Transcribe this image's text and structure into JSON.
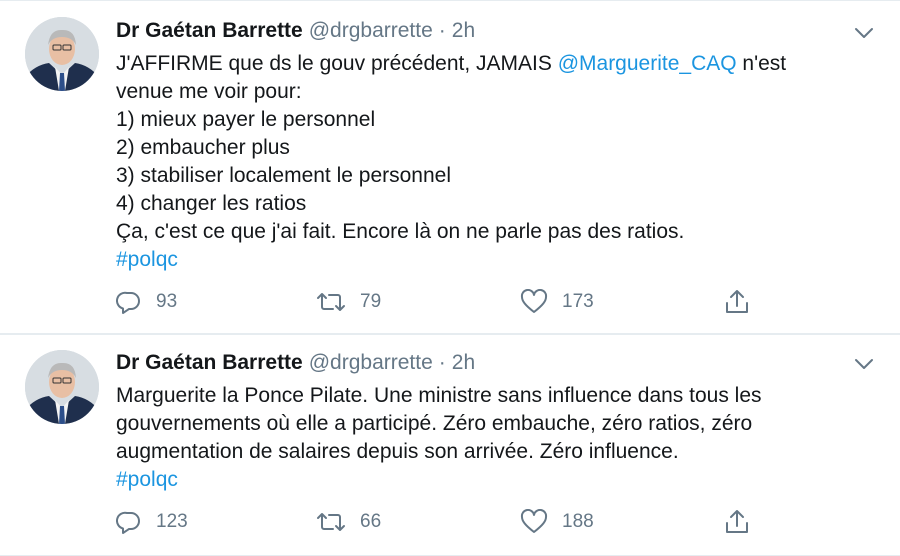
{
  "tweets": [
    {
      "author_name": "Dr Gaétan Barrette",
      "handle": "@drgbarrette",
      "separator": "·",
      "time": "2h",
      "lines": [
        {
          "before": "J'AFFIRME que ds le gouv précédent, JAMAIS ",
          "link": "@Marguerite_CAQ",
          "after": " n'est"
        },
        {
          "before": "venue me voir pour:",
          "link": "",
          "after": ""
        },
        {
          "before": "1) mieux payer le personnel",
          "link": "",
          "after": ""
        },
        {
          "before": "2) embaucher plus",
          "link": "",
          "after": ""
        },
        {
          "before": "3) stabiliser localement le personnel",
          "link": "",
          "after": ""
        },
        {
          "before": "4) changer les ratios",
          "link": "",
          "after": ""
        },
        {
          "before": "Ça, c'est ce que j'ai fait. Encore là on ne parle pas des ratios.",
          "link": "",
          "after": ""
        },
        {
          "before": "",
          "link": "#polqc",
          "after": ""
        }
      ],
      "replies": "93",
      "retweets": "79",
      "likes": "173"
    },
    {
      "author_name": "Dr Gaétan Barrette",
      "handle": "@drgbarrette",
      "separator": "·",
      "time": "2h",
      "lines": [
        {
          "before": "Marguerite la Ponce Pilate. Une ministre sans influence dans tous les",
          "link": "",
          "after": ""
        },
        {
          "before": "gouvernements où elle a participé. Zéro embauche, zéro ratios, zéro",
          "link": "",
          "after": ""
        },
        {
          "before": "augmentation de salaires depuis son arrivée. Zéro influence.",
          "link": "",
          "after": ""
        },
        {
          "before": "",
          "link": "#polqc",
          "after": ""
        }
      ],
      "replies": "123",
      "retweets": "66",
      "likes": "188"
    }
  ],
  "icons": {
    "reply": "reply-icon",
    "retweet": "retweet-icon",
    "like": "heart-icon",
    "share": "share-icon",
    "menu": "chevron-down-icon"
  },
  "colors": {
    "link": "#1b95e0",
    "secondary_text": "#657786",
    "divider": "#e6ecf0"
  }
}
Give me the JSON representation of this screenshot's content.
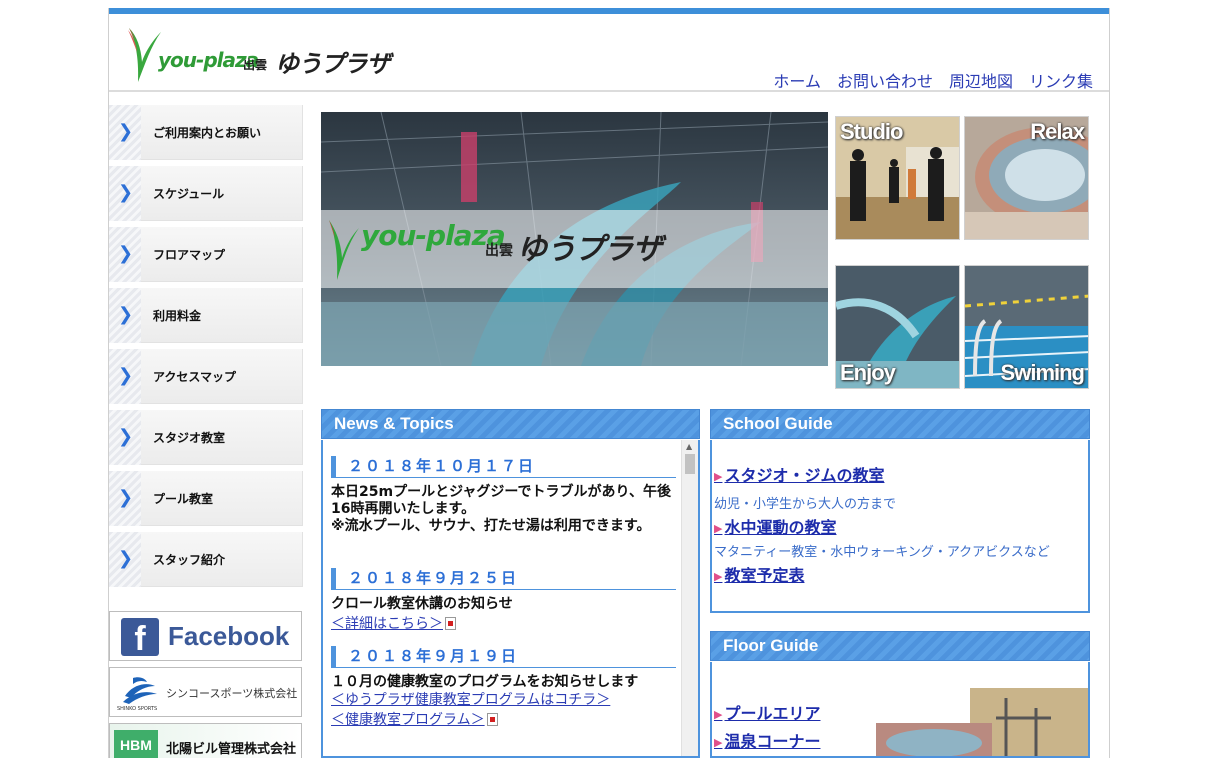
{
  "header": {
    "logo": {
      "word": "you-plaza",
      "izumo": "出雲",
      "kana": "ゆうプラザ"
    },
    "nav": [
      "ホーム",
      "お問い合わせ",
      "周辺地図",
      "リンク集"
    ]
  },
  "sidebar": {
    "items": [
      "ご利用案内とお願い",
      "スケジュール",
      "フロアマップ",
      "利用料金",
      "アクセスマップ",
      "スタジオ教室",
      "プール教室",
      "スタッフ紹介"
    ]
  },
  "banners": {
    "facebook": "Facebook",
    "shinko": {
      "name": "シンコースポーツ株式会社",
      "sub": "SHINKO SPORTS"
    },
    "hokuyo": {
      "logo": "HBM",
      "name": "北陽ビル管理株式会社"
    }
  },
  "hero": {
    "word": "you-plaza",
    "izumo": "出雲",
    "kana": "ゆうプラザ"
  },
  "thumbs": [
    "Studio",
    "Relax",
    "Enjoy",
    "Swiming"
  ],
  "news": {
    "title": "News & Topics",
    "entries": [
      {
        "date": "２０１８年１０月１７日",
        "text": "本日25mプールとジャグジーでトラブルがあり、午後16時再開いたします。\n※流水プール、サウナ、打たせ湯は利用できます。",
        "links": []
      },
      {
        "date": "２０１８年９月２５日",
        "text": "クロール教室休講のお知らせ",
        "links": [
          "＜詳細はこちら＞"
        ]
      },
      {
        "date": "２０１８年９月１９日",
        "text": "１０月の健康教室のプログラムをお知らせします",
        "links": [
          "＜ゆうプラザ健康教室プログラムはコチラ＞",
          "＜健康教室プログラム＞"
        ]
      }
    ]
  },
  "school": {
    "title": "School Guide",
    "links": [
      {
        "label": "スタジオ・ジムの教室",
        "desc": "幼児・小学生から大人の方まで"
      },
      {
        "label": "水中運動の教室",
        "desc": "マタニティー教室・水中ウォーキング・アクアビクスなど"
      },
      {
        "label": "教室予定表",
        "desc": ""
      }
    ]
  },
  "floor": {
    "title": "Floor Guide",
    "links": [
      "プールエリア",
      "温泉コーナー"
    ]
  }
}
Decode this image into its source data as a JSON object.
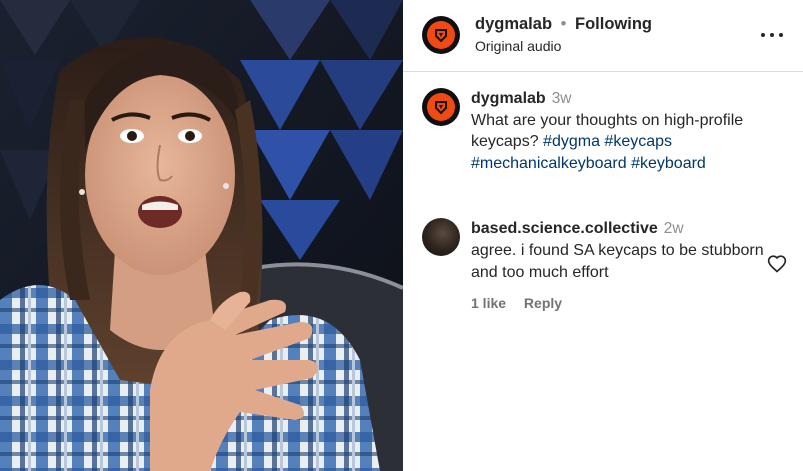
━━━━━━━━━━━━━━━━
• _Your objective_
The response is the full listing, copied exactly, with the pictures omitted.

• _Solved problem_
Transcribe this image's text and structure into JSON.
{
  "tweets": [
    {
      "author_name": "Dr Gaétan Barrette",
      "handle": "@drgbarrette",
      "separator": "·",
      "time": "2h",
      "lines": [
        {
          "before": "J'AFFIRME que ds le gouv précédent, JAMAIS ",
          "link": "@Marguerite_CAQ",
          "after": " n'est"
        },
        {
          "before": "venue me voir pour:",
          "link": "",
          "after": ""
        },
        {
          "before": "1) mieux payer le personnel",
          "link": "",
          "after": ""
        },
        {
          "before": "2) embaucher plus",
          "link": "",
          "after": ""
        },
        {
          "before": "3) stabiliser localement le personnel",
          "link": "",
          "after": ""
        },
        {
          "before": "4) changer les ratios",
          "link": "",
          "after": ""
        },
        {
          "before": "Ça, c'est ce que j'ai fait. Encore là on ne parle pas des ratios.",
          "link": "",
          "after": ""
        },
        {
          "before": "",
          "link": "#polqc",
          "after": ""
        }
      ],
      "replies": "93",
      "retweets": "79",
      "likes": "173"
    },
    {
      "author_name": "Dr Gaétan Barrette",
      "handle": "@drgbarrette",
      "separator": "·",
      "time": "2h",
      "lines": [
        {
          "before": "Marguerite la Ponce Pilate. Une ministre sans influence dans tous les",
          "link": "",
          "after": ""
        },
        {
          "before": "gouvernements où elle a participé. Zéro embauche, zéro ratios, zéro",
          "link": "",
          "after": ""
        },
        {
          "before": "augmentation de salaires depuis son arrivée. Zéro influence.",
          "link": "",
          "after": ""
        },
        {
          "before": "",
          "link": "#polqc",
          "after": ""
        }
      ],
      "replies": "123",
      "retweets": "66",
      "likes": "188"
    }
  ],
  "icons": {
    "reply": "reply-icon",
    "retweet": "retweet-icon",
    "like": "heart-icon",
    "share": "share-icon",
    "menu": "chevron-down-icon"
  },
  "colors": {
    "link": "#1b95e0",
    "secondary_text": "#657786",
    "divider": "#e6ecf0"
  }
}
Give me the JSON representation of this screenshot's content.
{
  "header": {
    "logo": {
      "word": "you-plaza",
      "izumo": "出雲",
      "kana": "ゆうプラザ"
    },
    "nav": [
      "ホーム",
      "お問い合わせ",
      "周辺地図",
      "リンク集"
    ]
  },
  "sidebar": {
    "items": [
      "ご利用案内とお願い",
      "スケジュール",
      "フロアマップ",
      "利用料金",
      "アクセスマップ",
      "スタジオ教室",
      "プール教室",
      "スタッフ紹介"
    ]
  },
  "banners": {
    "facebook": "Facebook",
    "shinko": {
      "name": "シンコースポーツ株式会社",
      "sub": "SHINKO SPORTS"
    },
    "hokuyo": {
      "logo": "HBM",
      "name": "北陽ビル管理株式会社"
    }
  },
  "hero": {
    "word": "you-plaza",
    "izumo": "出雲",
    "kana": "ゆうプラザ"
  },
  "thumbs": [
    "Studio",
    "Relax",
    "Enjoy",
    "Swiming"
  ],
  "news": {
    "title": "News & Topics",
    "entries": [
      {
        "date": "２０１８年１０月１７日",
        "text": "本日25mプールとジャグジーでトラブルがあり、午後16時再開いたします。\n※流水プール、サウナ、打たせ湯は利用できます。",
        "links": []
      },
      {
        "date": "２０１８年９月２５日",
        "text": "クロール教室休講のお知らせ",
        "links": [
          "＜詳細はこちら＞"
        ]
      },
      {
        "date": "２０１８年９月１９日",
        "text": "１０月の健康教室のプログラムをお知らせします",
        "links": [
          "＜ゆうプラザ健康教室プログラムはコチラ＞",
          "＜健康教室プログラム＞"
        ]
      }
    ]
  },
  "school": {
    "title": "School Guide",
    "links": [
      {
        "label": "スタジオ・ジムの教室",
        "desc": "幼児・小学生から大人の方まで"
      },
      {
        "label": "水中運動の教室",
        "desc": "マタニティー教室・水中ウォーキング・アクアビクスなど"
      },
      {
        "label": "教室予定表",
        "desc": ""
      }
    ]
  },
  "floor": {
    "title": "Floor Guide",
    "links": [
      "プールエリア",
      "温泉コーナー"
    ]
  }
}
Decode this image into its source data as a JSON object.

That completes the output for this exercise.